Is “The Tortoise and the Hare” a tale of unlikely victory; or that of squandered talent? This is my weird fanboy love letter to Robert Downey Jr.
For many children, their introduction to the concept of an "underdog" comes from the story of The Tortoise and the Hare. In the tale, a speedy but arrogant hare is bested by the slow moving but persistent tortoise in a foot race. It’s supposed to be a happy story, depicting an unlikely triumph. It encourages children to achieve through hard work and not just rely on their raw talents.
Personally, I think that the story of The Tortoise and the Hare is quite sad. The hare possesses innate speed and an easy victory eluded him because he couldn’t get out of his own way. Of course, it’s all imaginary.
Here’s a story from real life. It was the year 2001 and Robert Downey Jr. (RDJ) was awarded a Golden Globe for his performance on the television show "Ally McBeal". He stood at the podium holding his prize and gave thanks. A few months earlier, RDJ’s victory was very unlikely. But, he was no underdog; he was not some determined tortoise steadily sputtering towards a finish line. RDJ was the acting equivalent of an athletic hare with the finest running shoes and a personal trainer. His victory was improbable only because he had difficulty staying out of his own way. Substance abuse and a stint in jail had nearly destroyed his life and career.
I was 18 years old at the time and like many people, I was happy for him. It was a feel good story and a second chance for a talented individual. He had learned his lesson, he would never squander his talents again, or so we hoped.
But, not long after the Golden Globe celebration, RDJ found himself in trouble once again. His character was hastily written off of Ally McBeal and his promising second chance had come to an abrupt and embarrassing end.

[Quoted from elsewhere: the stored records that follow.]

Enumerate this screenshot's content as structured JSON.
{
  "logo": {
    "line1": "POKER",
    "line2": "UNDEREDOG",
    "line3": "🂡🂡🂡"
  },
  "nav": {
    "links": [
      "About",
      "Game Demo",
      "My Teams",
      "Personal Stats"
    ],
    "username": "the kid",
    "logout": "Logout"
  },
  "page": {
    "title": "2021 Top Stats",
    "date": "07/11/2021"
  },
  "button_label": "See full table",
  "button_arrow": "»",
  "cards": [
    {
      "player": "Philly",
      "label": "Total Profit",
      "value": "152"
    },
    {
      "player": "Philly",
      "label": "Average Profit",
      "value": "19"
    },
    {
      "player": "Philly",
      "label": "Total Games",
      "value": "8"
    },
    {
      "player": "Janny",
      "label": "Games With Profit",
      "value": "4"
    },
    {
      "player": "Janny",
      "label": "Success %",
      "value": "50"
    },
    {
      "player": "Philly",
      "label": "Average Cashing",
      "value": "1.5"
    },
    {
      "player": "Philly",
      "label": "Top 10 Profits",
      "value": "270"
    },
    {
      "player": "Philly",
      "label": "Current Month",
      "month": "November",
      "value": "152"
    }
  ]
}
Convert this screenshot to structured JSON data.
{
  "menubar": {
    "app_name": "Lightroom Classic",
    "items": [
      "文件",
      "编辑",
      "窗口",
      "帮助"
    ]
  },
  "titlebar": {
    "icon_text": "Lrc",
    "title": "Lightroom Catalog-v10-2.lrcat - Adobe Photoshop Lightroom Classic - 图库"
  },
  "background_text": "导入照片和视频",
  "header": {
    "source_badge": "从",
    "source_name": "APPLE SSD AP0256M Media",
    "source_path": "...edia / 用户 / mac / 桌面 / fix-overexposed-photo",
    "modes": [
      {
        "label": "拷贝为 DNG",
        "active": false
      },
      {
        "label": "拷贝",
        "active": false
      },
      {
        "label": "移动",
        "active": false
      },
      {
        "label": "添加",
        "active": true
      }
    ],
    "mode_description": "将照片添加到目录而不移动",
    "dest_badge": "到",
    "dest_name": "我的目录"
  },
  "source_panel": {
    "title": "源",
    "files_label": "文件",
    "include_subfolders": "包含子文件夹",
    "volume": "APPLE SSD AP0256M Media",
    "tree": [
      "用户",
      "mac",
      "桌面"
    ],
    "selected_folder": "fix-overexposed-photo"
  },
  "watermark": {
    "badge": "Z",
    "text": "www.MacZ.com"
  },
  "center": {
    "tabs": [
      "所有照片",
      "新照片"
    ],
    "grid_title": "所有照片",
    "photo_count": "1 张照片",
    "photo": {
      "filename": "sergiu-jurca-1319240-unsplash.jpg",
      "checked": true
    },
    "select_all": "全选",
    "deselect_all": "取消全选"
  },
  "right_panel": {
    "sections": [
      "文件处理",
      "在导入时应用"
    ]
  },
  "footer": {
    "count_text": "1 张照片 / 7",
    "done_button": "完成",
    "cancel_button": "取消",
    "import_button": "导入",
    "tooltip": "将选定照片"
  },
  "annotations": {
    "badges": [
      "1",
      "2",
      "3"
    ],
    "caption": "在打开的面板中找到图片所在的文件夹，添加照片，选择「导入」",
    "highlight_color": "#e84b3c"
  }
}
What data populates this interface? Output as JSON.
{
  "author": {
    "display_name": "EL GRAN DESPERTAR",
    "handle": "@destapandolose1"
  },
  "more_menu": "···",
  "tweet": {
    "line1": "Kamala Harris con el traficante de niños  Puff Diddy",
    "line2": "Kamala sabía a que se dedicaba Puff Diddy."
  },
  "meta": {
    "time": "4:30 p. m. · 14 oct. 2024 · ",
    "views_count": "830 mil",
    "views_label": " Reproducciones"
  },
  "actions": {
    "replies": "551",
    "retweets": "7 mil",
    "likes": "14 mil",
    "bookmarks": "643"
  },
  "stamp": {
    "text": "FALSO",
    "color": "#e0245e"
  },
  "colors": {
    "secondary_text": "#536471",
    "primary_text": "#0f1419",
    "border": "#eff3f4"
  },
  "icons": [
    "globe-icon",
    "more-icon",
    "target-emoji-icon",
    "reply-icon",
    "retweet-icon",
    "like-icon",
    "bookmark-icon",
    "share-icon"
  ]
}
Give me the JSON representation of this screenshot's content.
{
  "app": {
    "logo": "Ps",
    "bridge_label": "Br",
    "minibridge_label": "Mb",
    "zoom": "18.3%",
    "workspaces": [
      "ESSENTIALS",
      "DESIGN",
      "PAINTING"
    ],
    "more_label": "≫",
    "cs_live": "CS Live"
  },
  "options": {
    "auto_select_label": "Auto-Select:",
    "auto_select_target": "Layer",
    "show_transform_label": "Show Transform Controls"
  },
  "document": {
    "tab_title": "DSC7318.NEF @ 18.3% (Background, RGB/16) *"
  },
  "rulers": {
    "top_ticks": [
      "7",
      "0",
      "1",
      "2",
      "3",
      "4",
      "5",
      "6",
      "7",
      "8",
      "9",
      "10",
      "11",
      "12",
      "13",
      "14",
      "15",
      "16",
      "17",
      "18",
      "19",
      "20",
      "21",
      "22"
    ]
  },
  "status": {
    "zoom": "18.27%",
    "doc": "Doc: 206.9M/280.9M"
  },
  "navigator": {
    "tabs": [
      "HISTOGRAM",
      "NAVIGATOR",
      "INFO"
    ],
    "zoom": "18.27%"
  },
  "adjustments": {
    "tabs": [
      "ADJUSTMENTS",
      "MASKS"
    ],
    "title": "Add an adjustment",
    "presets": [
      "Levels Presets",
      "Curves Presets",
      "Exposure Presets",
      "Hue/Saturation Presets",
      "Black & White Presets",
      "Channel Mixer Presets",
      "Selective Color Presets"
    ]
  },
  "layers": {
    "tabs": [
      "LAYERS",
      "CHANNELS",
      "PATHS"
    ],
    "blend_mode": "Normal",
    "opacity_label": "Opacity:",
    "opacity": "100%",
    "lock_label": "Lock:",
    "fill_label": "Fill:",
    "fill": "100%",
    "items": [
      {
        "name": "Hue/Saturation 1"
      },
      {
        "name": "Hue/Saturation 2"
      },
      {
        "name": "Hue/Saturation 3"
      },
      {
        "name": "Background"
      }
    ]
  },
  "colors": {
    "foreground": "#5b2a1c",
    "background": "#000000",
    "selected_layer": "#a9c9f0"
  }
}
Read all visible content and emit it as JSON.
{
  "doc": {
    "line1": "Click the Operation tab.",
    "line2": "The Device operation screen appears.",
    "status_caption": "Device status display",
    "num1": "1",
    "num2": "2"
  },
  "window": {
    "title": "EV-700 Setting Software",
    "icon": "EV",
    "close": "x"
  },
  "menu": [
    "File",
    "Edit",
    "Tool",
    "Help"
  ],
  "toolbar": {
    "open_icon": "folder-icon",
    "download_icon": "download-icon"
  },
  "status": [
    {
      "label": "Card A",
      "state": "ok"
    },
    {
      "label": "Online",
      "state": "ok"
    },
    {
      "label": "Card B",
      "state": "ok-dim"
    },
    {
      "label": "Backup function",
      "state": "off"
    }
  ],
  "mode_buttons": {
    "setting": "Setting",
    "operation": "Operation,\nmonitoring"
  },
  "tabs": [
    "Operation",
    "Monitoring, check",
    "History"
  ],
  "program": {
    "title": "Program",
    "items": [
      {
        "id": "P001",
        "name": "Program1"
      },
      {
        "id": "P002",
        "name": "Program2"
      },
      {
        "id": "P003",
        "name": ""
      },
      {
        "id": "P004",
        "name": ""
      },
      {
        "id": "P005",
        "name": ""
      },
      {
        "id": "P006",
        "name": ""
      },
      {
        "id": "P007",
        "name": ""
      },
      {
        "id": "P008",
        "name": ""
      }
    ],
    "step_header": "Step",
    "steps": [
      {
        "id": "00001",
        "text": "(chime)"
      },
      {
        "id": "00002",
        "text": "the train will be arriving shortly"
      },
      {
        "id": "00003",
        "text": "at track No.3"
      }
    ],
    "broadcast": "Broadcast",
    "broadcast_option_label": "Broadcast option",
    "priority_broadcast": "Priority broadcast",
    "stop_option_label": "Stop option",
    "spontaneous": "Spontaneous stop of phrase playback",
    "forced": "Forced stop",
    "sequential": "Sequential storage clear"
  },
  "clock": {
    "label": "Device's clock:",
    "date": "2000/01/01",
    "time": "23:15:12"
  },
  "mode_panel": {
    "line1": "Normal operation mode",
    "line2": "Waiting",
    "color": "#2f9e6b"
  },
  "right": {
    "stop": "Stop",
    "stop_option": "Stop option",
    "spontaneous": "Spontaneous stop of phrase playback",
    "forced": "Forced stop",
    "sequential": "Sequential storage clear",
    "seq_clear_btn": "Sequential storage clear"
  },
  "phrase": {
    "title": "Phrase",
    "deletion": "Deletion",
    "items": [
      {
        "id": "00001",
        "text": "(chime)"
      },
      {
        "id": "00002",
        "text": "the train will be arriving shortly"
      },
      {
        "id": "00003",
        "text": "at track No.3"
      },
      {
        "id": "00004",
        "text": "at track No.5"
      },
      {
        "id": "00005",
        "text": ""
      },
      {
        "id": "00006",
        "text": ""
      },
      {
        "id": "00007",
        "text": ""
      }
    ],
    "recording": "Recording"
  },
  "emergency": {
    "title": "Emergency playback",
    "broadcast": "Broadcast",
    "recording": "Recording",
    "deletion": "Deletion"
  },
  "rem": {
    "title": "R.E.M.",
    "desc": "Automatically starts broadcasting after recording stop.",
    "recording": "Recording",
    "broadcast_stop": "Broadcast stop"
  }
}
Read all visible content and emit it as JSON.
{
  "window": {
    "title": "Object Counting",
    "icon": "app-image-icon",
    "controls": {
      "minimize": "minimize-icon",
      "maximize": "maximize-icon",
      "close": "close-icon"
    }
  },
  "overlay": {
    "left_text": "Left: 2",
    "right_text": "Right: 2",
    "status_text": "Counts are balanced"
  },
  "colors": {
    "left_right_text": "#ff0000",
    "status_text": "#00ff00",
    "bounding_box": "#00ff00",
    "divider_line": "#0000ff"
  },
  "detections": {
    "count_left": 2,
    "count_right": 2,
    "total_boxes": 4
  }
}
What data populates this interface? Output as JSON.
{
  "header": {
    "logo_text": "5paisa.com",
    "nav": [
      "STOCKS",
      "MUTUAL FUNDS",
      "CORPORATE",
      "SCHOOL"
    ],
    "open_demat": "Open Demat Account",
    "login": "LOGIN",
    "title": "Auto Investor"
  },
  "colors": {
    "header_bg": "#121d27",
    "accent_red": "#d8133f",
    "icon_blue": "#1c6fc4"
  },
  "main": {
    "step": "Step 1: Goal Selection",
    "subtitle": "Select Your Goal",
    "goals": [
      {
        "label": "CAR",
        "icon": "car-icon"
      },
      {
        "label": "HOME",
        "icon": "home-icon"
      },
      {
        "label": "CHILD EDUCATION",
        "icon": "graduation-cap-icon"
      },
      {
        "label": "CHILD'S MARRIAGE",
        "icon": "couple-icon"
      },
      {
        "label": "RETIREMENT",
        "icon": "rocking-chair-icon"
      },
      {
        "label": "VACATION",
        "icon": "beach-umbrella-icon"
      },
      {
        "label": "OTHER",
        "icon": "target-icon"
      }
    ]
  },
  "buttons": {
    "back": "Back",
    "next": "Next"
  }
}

Viewing his mugshot was on the news was depressing and I instantly found myself hoping that RDJ would get a third chance. It’s somewhat strange to feel such sympathy for a wealthy, handsome leading man who went from an Oscar nomination in the early 90s to a jail cell in 1996. In truth, he could only blame himself. Seeing a person fall can make us feel equal or even superior. I guess it is a part human nature to desire an even playing field.
I know it's difficult to believe, but in 2001, I thought RDJ would be perfectly cast as my favorite comic book character, Iron Man. Tony Stark, Iron Man's secret identity, had his own exceptional talents, but would often let alcohol or his own hubris hinder his progress. Also, on a superficial level, RDJ looked the part. He was just a mustache away from becoming Tony.
I did a double take when I saw that RDJ had been cast in the lead role of Tony Stark in 2006 for Marvel Studios’ first film. When the film was released in 2008, America fell in love with RDJ all over again and it launched a juggernaut film studio.
The new Spider-Man movie was released this weekend, and I enjoyed watching RDJ portray Tony Stark for a 7th time (8 if you count the post-credit scene in the Incredible Hulk)! Spoiler Alert: The heroes win in the end — but, I never get tired of watching RDJ display his super powers.